Recommissioned 14 November 1951, Remey departed the west coast 15 February 1952 and on the 28th reported for duty with the Atlantic Fleet. Homeported at Newport, she added strength to the 2d Fleet as that fleet sent destroyers to the Far East to support U.N. Forces in Korea. For the next year and a half, Remey operated in the western Atlantic and in the Caribbean. Then, in the fall (September-November) of 1953, deployed briefly to European waters for joint operations with the Royal Navy followed by 6th Fleet exercises in the Mediterranean. Six months after her return to Newport, she sailed for the western Pacific and summer operations with the 7th Fleet. Between June and September, she ranged from Korea and Japan to the Philippines and departed the latter for Suez 24 September, completing her round-the-world cruise 28 November.
Remey remained in the western Atlantic through 1955 and, in the spring of 1956, as tension in the eastern Mediterranean from Cyprus to Suez, again heightened, rejoined the 6th Fleet. Between 31 March and 12 May, as British troops prepared to withdraw from Suez, she cruised the Red Sea-Persian Gulf areas. Then, at the end of the month, the destroyer returned to Newport for 5 months of type training and ASW evaluation exercises. In July, Egypt nationalized the Suez Canal. By the end of the month, financial retaliations had been imposed by western Europe. Despite various peace plans proposed in August and September, war broke out in late October. To the north, civil unrest continued in Cyprus, flared in Poland, and flamed through Hungary. On 6 November Remey steamed back to the Mediterranean to assume patrol duties which continued until after Israeli forces withdrew from the Sinai Peninsula in late January 1957.
Through the spring of 1958, Remey remained on the east coast.

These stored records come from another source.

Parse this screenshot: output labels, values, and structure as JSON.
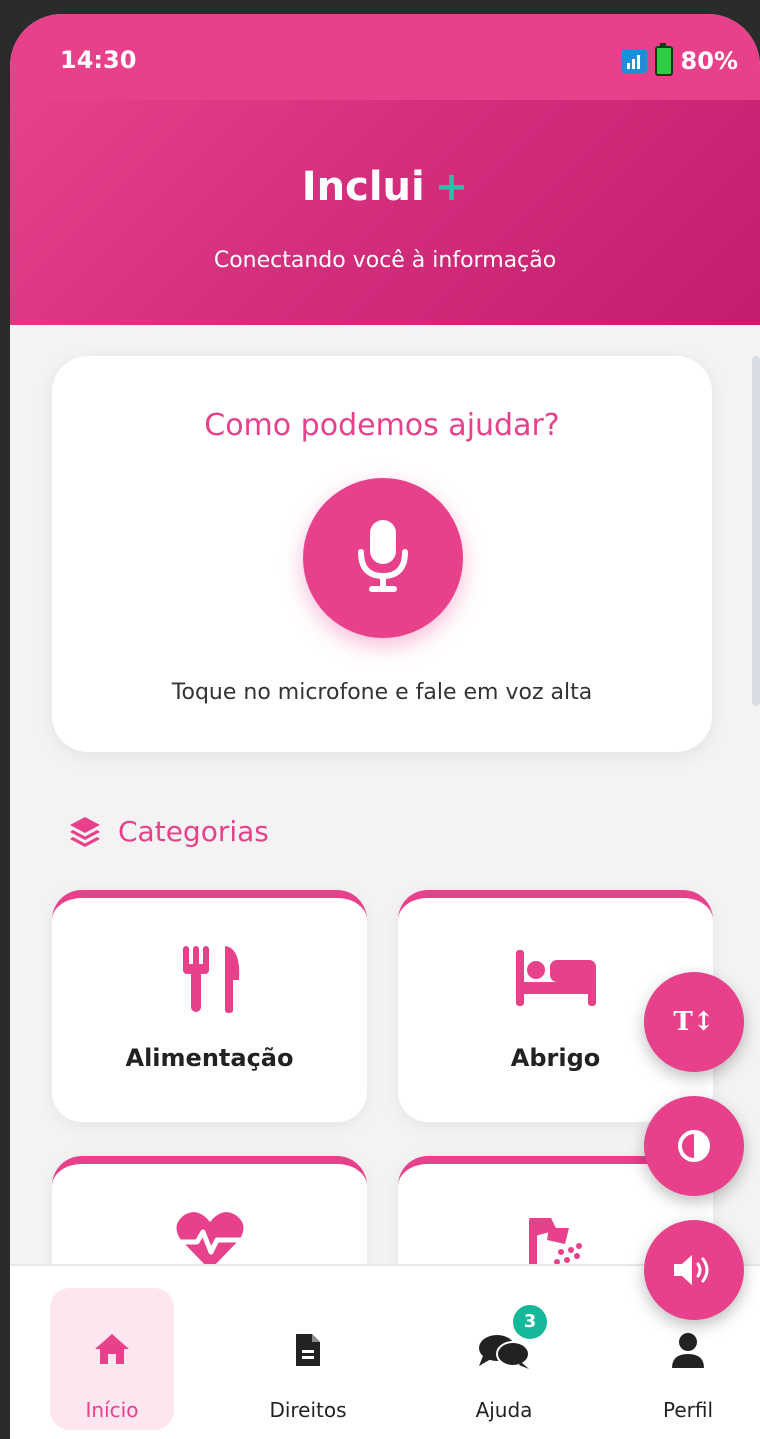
{
  "status": {
    "time": "14:30",
    "battery": "80%"
  },
  "header": {
    "title": "Inclui",
    "plus": "+",
    "tagline": "Conectando você à informação"
  },
  "help": {
    "title": "Como podemos ajudar?",
    "hint": "Toque no microfone e fale em voz alta"
  },
  "categories": {
    "heading": "Categorias",
    "items": [
      {
        "label": "Alimentação",
        "icon": "utensils-icon"
      },
      {
        "label": "Abrigo",
        "icon": "bed-icon"
      },
      {
        "label": "",
        "icon": "heartbeat-icon"
      },
      {
        "label": "",
        "icon": "shower-icon"
      }
    ]
  },
  "fabs": [
    {
      "icon": "text-size-icon",
      "text": "T↕"
    },
    {
      "icon": "contrast-icon"
    },
    {
      "icon": "volume-icon"
    }
  ],
  "nav": {
    "items": [
      {
        "label": "Início",
        "icon": "home-icon",
        "active": true
      },
      {
        "label": "Direitos",
        "icon": "document-icon"
      },
      {
        "label": "Ajuda",
        "icon": "comments-icon",
        "badge": "3"
      },
      {
        "label": "Perfil",
        "icon": "user-icon"
      }
    ]
  },
  "colors": {
    "primary": "#e8418b",
    "accent": "#22c3a6",
    "badge": "#16b89a",
    "background": "#f3f3f3"
  }
}
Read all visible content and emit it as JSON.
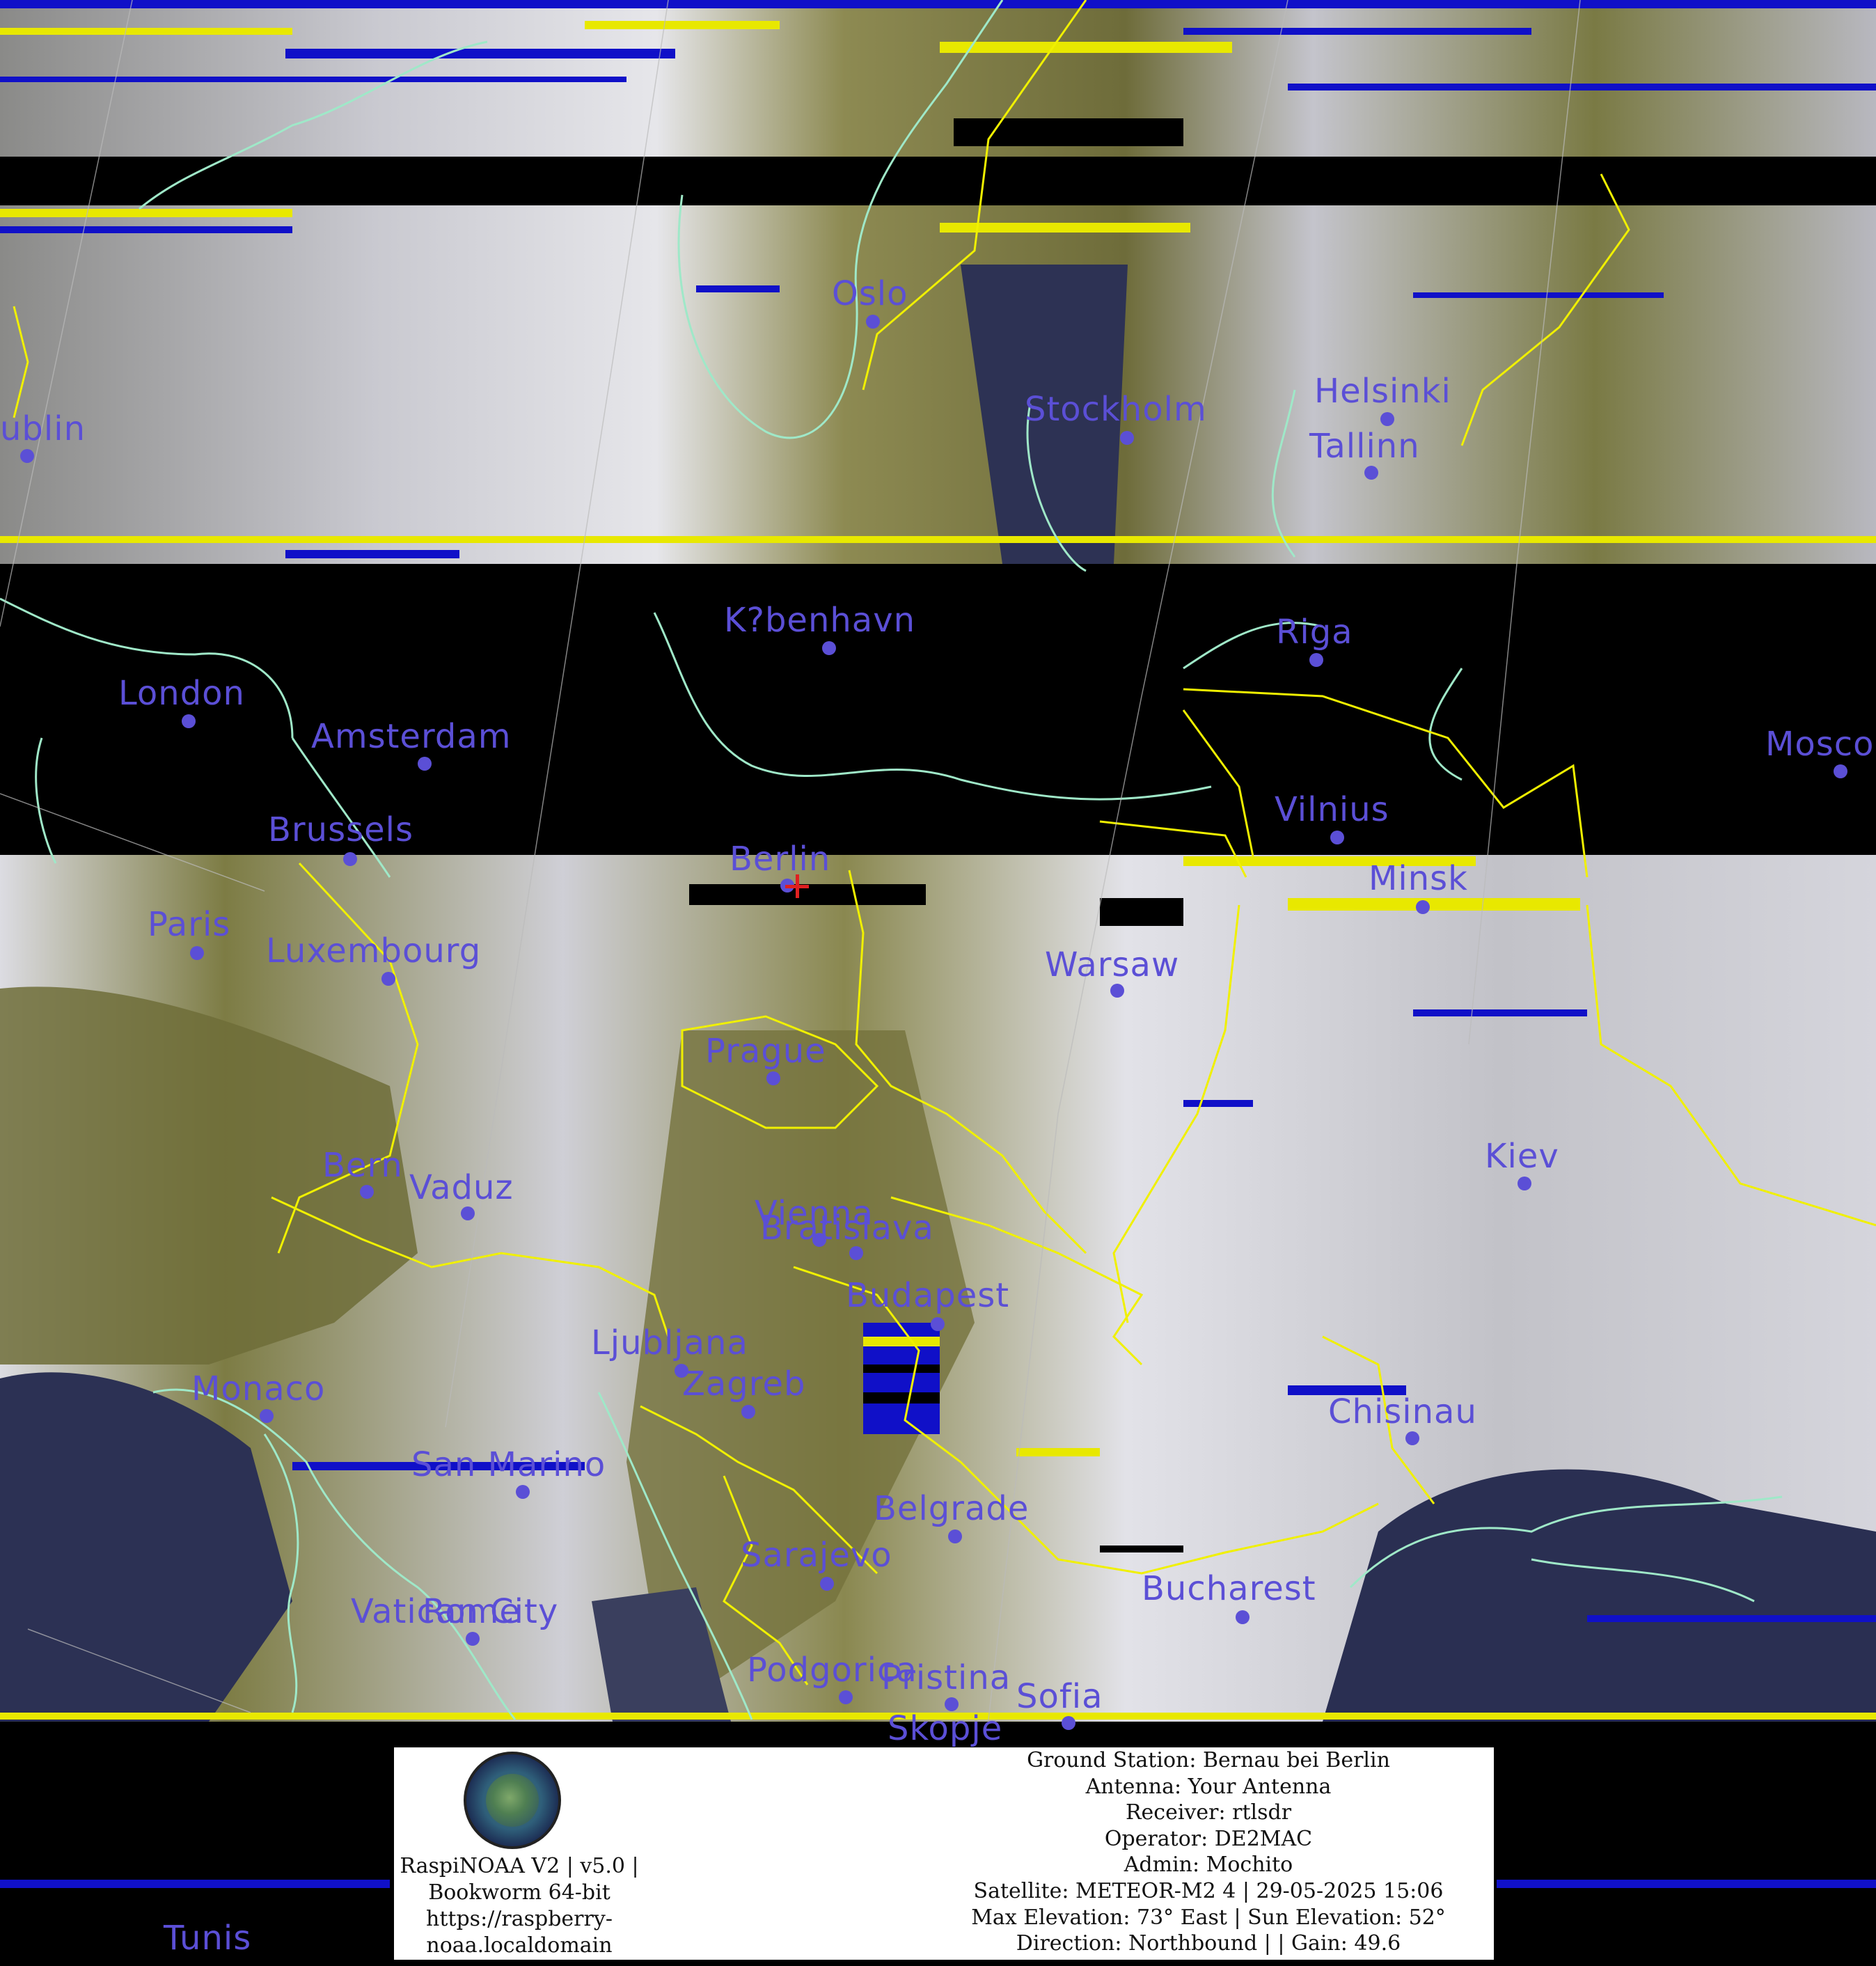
{
  "map": {
    "colors": {
      "land": "#7a7a3a",
      "cloud": "#d9d9e0",
      "sea": "#2a2f52",
      "coastline": "#9fe8c8",
      "borders": "#f0f000",
      "city_text": "#5b4fd6",
      "station_marker": "#e02020",
      "noise_blue": "#1010c8",
      "noise_yellow": "#e8e800"
    },
    "ground_station_marker": "red-cross-icon",
    "cities": [
      {
        "name": "ublin"
      },
      {
        "name": "Oslo"
      },
      {
        "name": "Stockholm"
      },
      {
        "name": "Helsinki"
      },
      {
        "name": "Tallinn"
      },
      {
        "name": "K?benhavn"
      },
      {
        "name": "Riga"
      },
      {
        "name": "London"
      },
      {
        "name": "Amsterdam"
      },
      {
        "name": "Mosco"
      },
      {
        "name": "Vilnius"
      },
      {
        "name": "Brussels"
      },
      {
        "name": "Berlin"
      },
      {
        "name": "Minsk"
      },
      {
        "name": "Paris"
      },
      {
        "name": "Luxembourg"
      },
      {
        "name": "Warsaw"
      },
      {
        "name": "Prague"
      },
      {
        "name": "Bern"
      },
      {
        "name": "Vaduz"
      },
      {
        "name": "Kiev"
      },
      {
        "name": "Vienna"
      },
      {
        "name": "Bratislava"
      },
      {
        "name": "Budapest"
      },
      {
        "name": "Ljubljana"
      },
      {
        "name": "Zagreb"
      },
      {
        "name": "Monaco"
      },
      {
        "name": "Chisinau"
      },
      {
        "name": "San Marino"
      },
      {
        "name": "Belgrade"
      },
      {
        "name": "Sarajevo"
      },
      {
        "name": "Bucharest"
      },
      {
        "name": "Vatican City"
      },
      {
        "name": "Rome"
      },
      {
        "name": "Podgorica"
      },
      {
        "name": "Pristina"
      },
      {
        "name": "Sofia"
      },
      {
        "name": "Skopje"
      },
      {
        "name": "Tunis"
      }
    ]
  },
  "info_box": {
    "logo": "raspinoaa-logo-icon",
    "software_lines": [
      "RaspiNOAA V2 | v5.0 |",
      "Bookworm 64-bit",
      "https://raspberry-",
      "noaa.localdomain"
    ],
    "station_lines": [
      "Ground Station: Bernau bei Berlin",
      "Antenna: Your Antenna",
      "Receiver: rtlsdr",
      "Operator: DE2MAC",
      "Admin: Mochito",
      "Satellite: METEOR-M2 4 | 29-05-2025 15:06",
      "Max Elevation: 73° East | Sun Elevation: 52°",
      "Direction: Northbound | | Gain: 49.6"
    ]
  }
}
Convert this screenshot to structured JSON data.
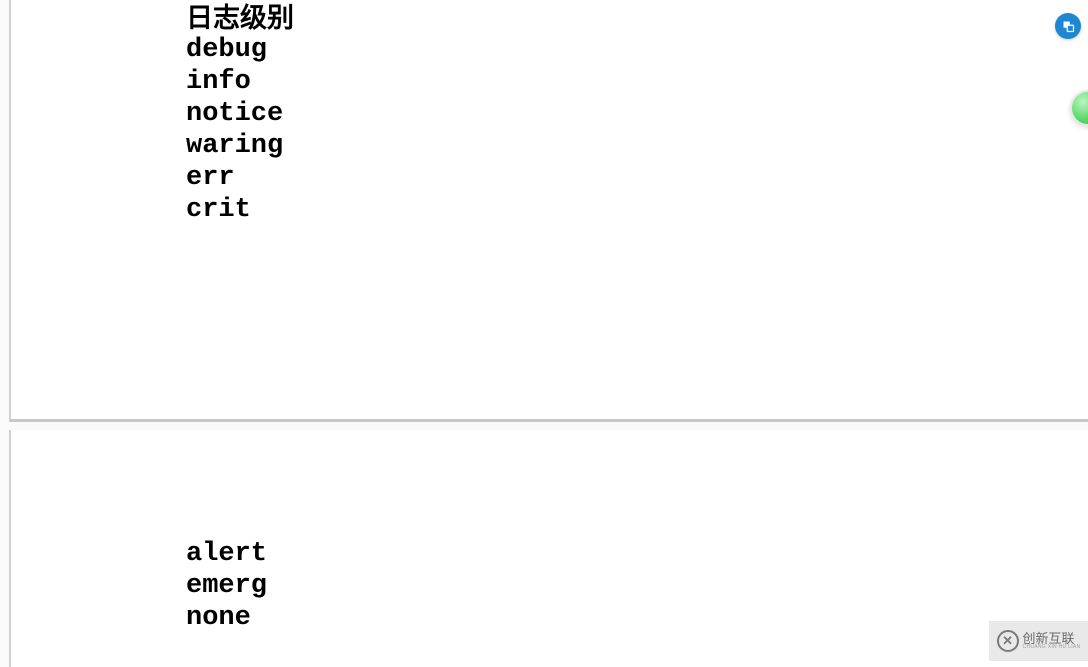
{
  "top": {
    "title": "日志级别",
    "levels": [
      "debug",
      "info",
      "notice",
      "waring",
      "err",
      "crit"
    ]
  },
  "bottom": {
    "levels": [
      "alert",
      "emerg",
      "none"
    ]
  },
  "watermark": {
    "main": "创新互联",
    "sub": "CHUANG XIN HU LIAN"
  }
}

During the summer, she conducted exercises in the North Atlantic and the North Sea. Returning in August, she participated in further ASW evaluation tests, then, in October, assumed duties as schoolship for the Destroyer Force's Afloat Engineering School.
Detached at the end of the year, Remey shifted her homeport to New York City and commenced duty as flagship of Reserve Escort Squadron 2 (later, Reserve Destroyer Squadron 2). A unit of the Selected Reserve antisubmarine program, her crew was recalled to active duty and she rejoined the active fleet, assigned to DesDiv 201, after the closing of the East and West Berlin border in mid-August 1961. During December of that year and January of 1962, she cruised in the North Sea, returning to Newport in February and resuming reserve training duties at New York in August. In September 1963, she steamed to Philadelphia where she decommissioned 30 December 1963 and was berthed as a unit of the Atlantic Reserve Fleet. She remains a unit of that fleet, at Philadelphia, into 1974.
Remey earned 10 battle stars during World War II.
23 September 2005